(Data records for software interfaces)
________________

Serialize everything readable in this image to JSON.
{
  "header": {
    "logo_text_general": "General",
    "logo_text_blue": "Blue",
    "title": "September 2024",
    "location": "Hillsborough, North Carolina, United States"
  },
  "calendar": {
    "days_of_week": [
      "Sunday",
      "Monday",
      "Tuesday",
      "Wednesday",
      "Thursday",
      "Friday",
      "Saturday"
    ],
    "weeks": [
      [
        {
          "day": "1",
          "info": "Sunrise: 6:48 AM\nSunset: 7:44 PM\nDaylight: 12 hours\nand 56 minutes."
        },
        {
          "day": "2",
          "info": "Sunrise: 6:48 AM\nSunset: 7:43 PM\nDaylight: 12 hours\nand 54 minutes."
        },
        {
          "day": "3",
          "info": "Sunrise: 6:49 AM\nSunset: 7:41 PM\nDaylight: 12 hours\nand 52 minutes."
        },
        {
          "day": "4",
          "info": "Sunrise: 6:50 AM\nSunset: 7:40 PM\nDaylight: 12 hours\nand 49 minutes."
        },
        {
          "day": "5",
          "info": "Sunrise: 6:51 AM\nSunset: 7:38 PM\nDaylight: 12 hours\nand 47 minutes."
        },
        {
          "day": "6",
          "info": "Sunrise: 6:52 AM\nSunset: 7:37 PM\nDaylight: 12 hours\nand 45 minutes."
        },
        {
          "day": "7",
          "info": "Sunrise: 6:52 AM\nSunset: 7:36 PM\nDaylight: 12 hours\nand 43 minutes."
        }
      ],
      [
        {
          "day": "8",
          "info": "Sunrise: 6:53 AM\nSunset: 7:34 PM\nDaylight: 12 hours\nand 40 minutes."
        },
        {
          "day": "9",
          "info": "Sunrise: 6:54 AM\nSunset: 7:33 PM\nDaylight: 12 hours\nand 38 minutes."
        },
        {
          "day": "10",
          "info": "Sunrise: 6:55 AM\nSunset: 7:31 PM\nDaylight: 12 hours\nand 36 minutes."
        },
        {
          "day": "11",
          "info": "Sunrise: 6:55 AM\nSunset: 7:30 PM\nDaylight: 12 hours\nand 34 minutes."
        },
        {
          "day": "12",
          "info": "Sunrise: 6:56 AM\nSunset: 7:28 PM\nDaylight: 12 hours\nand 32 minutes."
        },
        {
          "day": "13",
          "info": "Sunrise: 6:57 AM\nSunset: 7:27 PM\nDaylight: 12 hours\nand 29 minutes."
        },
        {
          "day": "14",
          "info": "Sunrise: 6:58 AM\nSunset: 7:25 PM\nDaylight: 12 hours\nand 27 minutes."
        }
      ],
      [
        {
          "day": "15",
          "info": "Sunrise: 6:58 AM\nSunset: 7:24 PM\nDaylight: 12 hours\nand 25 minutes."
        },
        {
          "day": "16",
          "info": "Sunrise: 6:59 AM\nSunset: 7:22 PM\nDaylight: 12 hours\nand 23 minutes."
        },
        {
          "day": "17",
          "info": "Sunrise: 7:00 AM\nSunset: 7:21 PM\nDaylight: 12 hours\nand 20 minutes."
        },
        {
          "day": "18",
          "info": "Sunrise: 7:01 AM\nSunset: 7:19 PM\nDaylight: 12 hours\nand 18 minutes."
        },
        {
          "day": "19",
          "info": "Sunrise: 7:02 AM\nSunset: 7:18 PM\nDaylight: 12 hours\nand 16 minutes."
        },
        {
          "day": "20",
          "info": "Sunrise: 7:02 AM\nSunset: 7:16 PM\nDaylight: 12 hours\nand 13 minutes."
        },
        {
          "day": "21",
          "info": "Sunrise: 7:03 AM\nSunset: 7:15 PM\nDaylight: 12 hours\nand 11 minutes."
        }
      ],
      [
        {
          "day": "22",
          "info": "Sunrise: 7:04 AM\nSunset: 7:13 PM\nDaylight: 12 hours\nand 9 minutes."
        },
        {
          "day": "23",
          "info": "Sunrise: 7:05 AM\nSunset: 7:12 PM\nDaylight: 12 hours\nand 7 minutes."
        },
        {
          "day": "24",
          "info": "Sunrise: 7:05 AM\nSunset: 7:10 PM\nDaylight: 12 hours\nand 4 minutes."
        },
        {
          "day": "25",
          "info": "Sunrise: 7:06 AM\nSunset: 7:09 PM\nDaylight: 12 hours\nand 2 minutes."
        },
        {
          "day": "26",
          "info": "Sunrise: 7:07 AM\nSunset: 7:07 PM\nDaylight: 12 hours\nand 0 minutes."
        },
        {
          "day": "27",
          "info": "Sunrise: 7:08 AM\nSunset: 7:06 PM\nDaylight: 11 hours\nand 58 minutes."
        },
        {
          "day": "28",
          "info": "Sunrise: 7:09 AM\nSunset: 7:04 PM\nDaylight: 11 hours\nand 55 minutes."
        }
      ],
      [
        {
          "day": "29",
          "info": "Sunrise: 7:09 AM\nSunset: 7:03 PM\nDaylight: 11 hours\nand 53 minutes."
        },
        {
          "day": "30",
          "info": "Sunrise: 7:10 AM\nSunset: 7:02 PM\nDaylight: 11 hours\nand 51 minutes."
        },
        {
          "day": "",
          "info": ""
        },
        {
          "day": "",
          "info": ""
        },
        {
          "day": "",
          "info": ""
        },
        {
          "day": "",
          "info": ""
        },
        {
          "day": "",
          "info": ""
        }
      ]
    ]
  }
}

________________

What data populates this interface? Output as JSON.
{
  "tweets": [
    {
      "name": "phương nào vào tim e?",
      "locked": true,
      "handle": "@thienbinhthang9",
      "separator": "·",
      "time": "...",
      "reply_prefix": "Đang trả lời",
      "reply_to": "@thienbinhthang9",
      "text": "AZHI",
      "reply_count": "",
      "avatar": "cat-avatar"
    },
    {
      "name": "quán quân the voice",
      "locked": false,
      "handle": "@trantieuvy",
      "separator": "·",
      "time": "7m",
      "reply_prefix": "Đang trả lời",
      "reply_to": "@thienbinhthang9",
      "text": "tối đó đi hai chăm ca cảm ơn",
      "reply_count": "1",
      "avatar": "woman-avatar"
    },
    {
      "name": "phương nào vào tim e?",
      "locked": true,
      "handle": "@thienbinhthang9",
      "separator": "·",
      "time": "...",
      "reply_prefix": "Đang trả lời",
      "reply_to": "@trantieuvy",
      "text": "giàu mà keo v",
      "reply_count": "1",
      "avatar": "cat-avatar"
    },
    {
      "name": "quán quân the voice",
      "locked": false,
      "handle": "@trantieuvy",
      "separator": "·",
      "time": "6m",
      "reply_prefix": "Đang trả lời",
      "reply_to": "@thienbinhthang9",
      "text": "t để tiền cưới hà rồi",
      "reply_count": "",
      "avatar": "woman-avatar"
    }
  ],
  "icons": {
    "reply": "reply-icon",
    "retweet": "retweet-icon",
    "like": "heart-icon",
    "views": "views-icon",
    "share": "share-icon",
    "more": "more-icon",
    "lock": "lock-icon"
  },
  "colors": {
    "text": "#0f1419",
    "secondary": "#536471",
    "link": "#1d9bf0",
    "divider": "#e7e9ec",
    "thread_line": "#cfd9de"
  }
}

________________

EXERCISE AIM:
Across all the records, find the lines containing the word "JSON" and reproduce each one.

TASK RESPONSE:
Serialize everything readable in this image to JSON.
What data populates this interface? Output as JSON.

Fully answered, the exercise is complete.